- Work item:
Give back all of the data unchanged. Keep every word as it is.
┌──
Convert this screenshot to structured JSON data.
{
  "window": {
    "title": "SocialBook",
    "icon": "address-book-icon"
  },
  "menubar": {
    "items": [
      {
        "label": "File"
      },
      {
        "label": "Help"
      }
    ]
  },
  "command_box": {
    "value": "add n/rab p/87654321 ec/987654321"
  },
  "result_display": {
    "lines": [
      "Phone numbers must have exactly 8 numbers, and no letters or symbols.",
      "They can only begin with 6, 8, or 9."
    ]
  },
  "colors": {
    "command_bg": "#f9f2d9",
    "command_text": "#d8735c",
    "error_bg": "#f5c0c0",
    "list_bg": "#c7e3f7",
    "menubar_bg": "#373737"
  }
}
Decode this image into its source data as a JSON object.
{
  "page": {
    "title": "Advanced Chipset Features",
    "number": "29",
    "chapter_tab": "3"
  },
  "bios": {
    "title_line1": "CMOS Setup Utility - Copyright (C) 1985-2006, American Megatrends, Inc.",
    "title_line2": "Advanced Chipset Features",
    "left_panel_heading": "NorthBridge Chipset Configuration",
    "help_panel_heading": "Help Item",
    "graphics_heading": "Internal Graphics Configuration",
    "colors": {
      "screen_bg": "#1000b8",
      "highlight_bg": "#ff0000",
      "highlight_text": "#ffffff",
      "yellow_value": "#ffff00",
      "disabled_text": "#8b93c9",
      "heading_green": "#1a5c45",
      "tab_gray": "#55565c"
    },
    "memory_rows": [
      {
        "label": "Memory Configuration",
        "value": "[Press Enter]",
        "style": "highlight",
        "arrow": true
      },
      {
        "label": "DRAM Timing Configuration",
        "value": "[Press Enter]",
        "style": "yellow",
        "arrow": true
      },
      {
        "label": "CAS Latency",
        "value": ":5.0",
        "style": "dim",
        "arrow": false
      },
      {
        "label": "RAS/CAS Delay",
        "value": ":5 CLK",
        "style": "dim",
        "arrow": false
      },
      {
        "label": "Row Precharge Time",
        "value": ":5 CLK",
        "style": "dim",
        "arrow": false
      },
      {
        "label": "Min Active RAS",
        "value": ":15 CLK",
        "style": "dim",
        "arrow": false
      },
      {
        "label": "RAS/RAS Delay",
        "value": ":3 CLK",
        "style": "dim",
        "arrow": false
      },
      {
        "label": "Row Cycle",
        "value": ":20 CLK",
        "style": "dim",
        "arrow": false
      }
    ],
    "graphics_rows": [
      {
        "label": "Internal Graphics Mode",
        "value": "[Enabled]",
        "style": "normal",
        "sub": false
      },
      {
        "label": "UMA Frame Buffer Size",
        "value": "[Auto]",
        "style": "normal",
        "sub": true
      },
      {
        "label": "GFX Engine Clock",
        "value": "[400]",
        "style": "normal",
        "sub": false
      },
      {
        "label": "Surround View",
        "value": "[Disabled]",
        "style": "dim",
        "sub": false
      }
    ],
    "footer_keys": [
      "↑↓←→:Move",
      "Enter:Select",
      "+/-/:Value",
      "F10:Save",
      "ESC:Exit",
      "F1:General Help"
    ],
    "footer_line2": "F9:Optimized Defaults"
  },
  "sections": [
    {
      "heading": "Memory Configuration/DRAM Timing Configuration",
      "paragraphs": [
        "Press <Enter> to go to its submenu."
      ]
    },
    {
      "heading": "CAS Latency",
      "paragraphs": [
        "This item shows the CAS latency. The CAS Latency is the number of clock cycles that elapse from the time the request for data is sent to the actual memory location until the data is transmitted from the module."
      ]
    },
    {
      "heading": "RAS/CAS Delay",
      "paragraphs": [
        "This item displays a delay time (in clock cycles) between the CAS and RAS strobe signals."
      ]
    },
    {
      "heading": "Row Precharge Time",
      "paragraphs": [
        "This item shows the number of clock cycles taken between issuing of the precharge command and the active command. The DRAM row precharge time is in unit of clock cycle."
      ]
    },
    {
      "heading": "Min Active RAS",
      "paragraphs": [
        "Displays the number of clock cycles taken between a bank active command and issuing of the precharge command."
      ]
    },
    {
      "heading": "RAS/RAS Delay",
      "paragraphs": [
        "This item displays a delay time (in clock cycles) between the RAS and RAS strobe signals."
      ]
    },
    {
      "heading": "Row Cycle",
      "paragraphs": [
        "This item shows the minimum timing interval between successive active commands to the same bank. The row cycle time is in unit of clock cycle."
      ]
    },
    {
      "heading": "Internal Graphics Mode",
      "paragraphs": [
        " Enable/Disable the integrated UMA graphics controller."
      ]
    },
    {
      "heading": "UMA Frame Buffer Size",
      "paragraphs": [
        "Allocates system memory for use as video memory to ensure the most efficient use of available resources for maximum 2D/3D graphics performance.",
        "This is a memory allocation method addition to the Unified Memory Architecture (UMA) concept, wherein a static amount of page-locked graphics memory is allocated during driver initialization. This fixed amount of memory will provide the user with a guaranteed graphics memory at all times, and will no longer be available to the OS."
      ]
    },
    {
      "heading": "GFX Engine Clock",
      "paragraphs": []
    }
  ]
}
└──
- Your solution:
Convert this screenshot to structured JSON data.
{
  "window": {
    "title": "SocialBook",
    "icon": "address-book-icon"
  },
  "menubar": {
    "items": [
      {
        "label": "File"
      },
      {
        "label": "Help"
      }
    ]
  },
  "command_box": {
    "value": "add n/rab p/87654321 ec/987654321"
  },
  "result_display": {
    "lines": [
      "Phone numbers must have exactly 8 numbers, and no letters or symbols.",
      "They can only begin with 6, 8, or 9."
    ]
  },
  "colors": {
    "command_bg": "#f9f2d9",
    "command_text": "#d8735c",
    "error_bg": "#f5c0c0",
    "list_bg": "#c7e3f7",
    "menubar_bg": "#373737"
  }
}
Decode this image into its source data as a JSON object.
{
  "page": {
    "title": "Advanced Chipset Features",
    "number": "29",
    "chapter_tab": "3"
  },
  "bios": {
    "title_line1": "CMOS Setup Utility - Copyright (C) 1985-2006, American Megatrends, Inc.",
    "title_line2": "Advanced Chipset Features",
    "left_panel_heading": "NorthBridge Chipset Configuration",
    "help_panel_heading": "Help Item",
    "graphics_heading": "Internal Graphics Configuration",
    "colors": {
      "screen_bg": "#1000b8",
      "highlight_bg": "#ff0000",
      "highlight_text": "#ffffff",
      "yellow_value": "#ffff00",
      "disabled_text": "#8b93c9",
      "heading_green": "#1a5c45",
      "tab_gray": "#55565c"
    },
    "memory_rows": [
      {
        "label": "Memory Configuration",
        "value": "[Press Enter]",
        "style": "highlight",
        "arrow": true
      },
      {
        "label": "DRAM Timing Configuration",
        "value": "[Press Enter]",
        "style": "yellow",
        "arrow": true
      },
      {
        "label": "CAS Latency",
        "value": ":5.0",
        "style": "dim",
        "arrow": false
      },
      {
        "label": "RAS/CAS Delay",
        "value": ":5 CLK",
        "style": "dim",
        "arrow": false
      },
      {
        "label": "Row Precharge Time",
        "value": ":5 CLK",
        "style": "dim",
        "arrow": false
      },
      {
        "label": "Min Active RAS",
        "value": ":15 CLK",
        "style": "dim",
        "arrow": false
      },
      {
        "label": "RAS/RAS Delay",
        "value": ":3 CLK",
        "style": "dim",
        "arrow": false
      },
      {
        "label": "Row Cycle",
        "value": ":20 CLK",
        "style": "dim",
        "arrow": false
      }
    ],
    "graphics_rows": [
      {
        "label": "Internal Graphics Mode",
        "value": "[Enabled]",
        "style": "normal",
        "sub": false
      },
      {
        "label": "UMA Frame Buffer Size",
        "value": "[Auto]",
        "style": "normal",
        "sub": true
      },
      {
        "label": "GFX Engine Clock",
        "value": "[400]",
        "style": "normal",
        "sub": false
      },
      {
        "label": "Surround View",
        "value": "[Disabled]",
        "style": "dim",
        "sub": false
      }
    ],
    "footer_keys": [
      "↑↓←→:Move",
      "Enter:Select",
      "+/-/:Value",
      "F10:Save",
      "ESC:Exit",
      "F1:General Help"
    ],
    "footer_line2": "F9:Optimized Defaults"
  },
  "sections": [
    {
      "heading": "Memory Configuration/DRAM Timing Configuration",
      "paragraphs": [
        "Press <Enter> to go to its submenu."
      ]
    },
    {
      "heading": "CAS Latency",
      "paragraphs": [
        "This item shows the CAS latency. The CAS Latency is the number of clock cycles that elapse from the time the request for data is sent to the actual memory location until the data is transmitted from the module."
      ]
    },
    {
      "heading": "RAS/CAS Delay",
      "paragraphs": [
        "This item displays a delay time (in clock cycles) between the CAS and RAS strobe signals."
      ]
    },
    {
      "heading": "Row Precharge Time",
      "paragraphs": [
        "This item shows the number of clock cycles taken between issuing of the precharge command and the active command. The DRAM row precharge time is in unit of clock cycle."
      ]
    },
    {
      "heading": "Min Active RAS",
      "paragraphs": [
        "Displays the number of clock cycles taken between a bank active command and issuing of the precharge command."
      ]
    },
    {
      "heading": "RAS/RAS Delay",
      "paragraphs": [
        "This item displays a delay time (in clock cycles) between the RAS and RAS strobe signals."
      ]
    },
    {
      "heading": "Row Cycle",
      "paragraphs": [
        "This item shows the minimum timing interval between successive active commands to the same bank. The row cycle time is in unit of clock cycle."
      ]
    },
    {
      "heading": "Internal Graphics Mode",
      "paragraphs": [
        " Enable/Disable the integrated UMA graphics controller."
      ]
    },
    {
      "heading": "UMA Frame Buffer Size",
      "paragraphs": [
        "Allocates system memory for use as video memory to ensure the most efficient use of available resources for maximum 2D/3D graphics performance.",
        "This is a memory allocation method addition to the Unified Memory Architecture (UMA) concept, wherein a static amount of page-locked graphics memory is allocated during driver initialization. This fixed amount of memory will provide the user with a guaranteed graphics memory at all times, and will no longer be available to the OS."
      ]
    },
    {
      "heading": "GFX Engine Clock",
      "paragraphs": []
    }
  ]
}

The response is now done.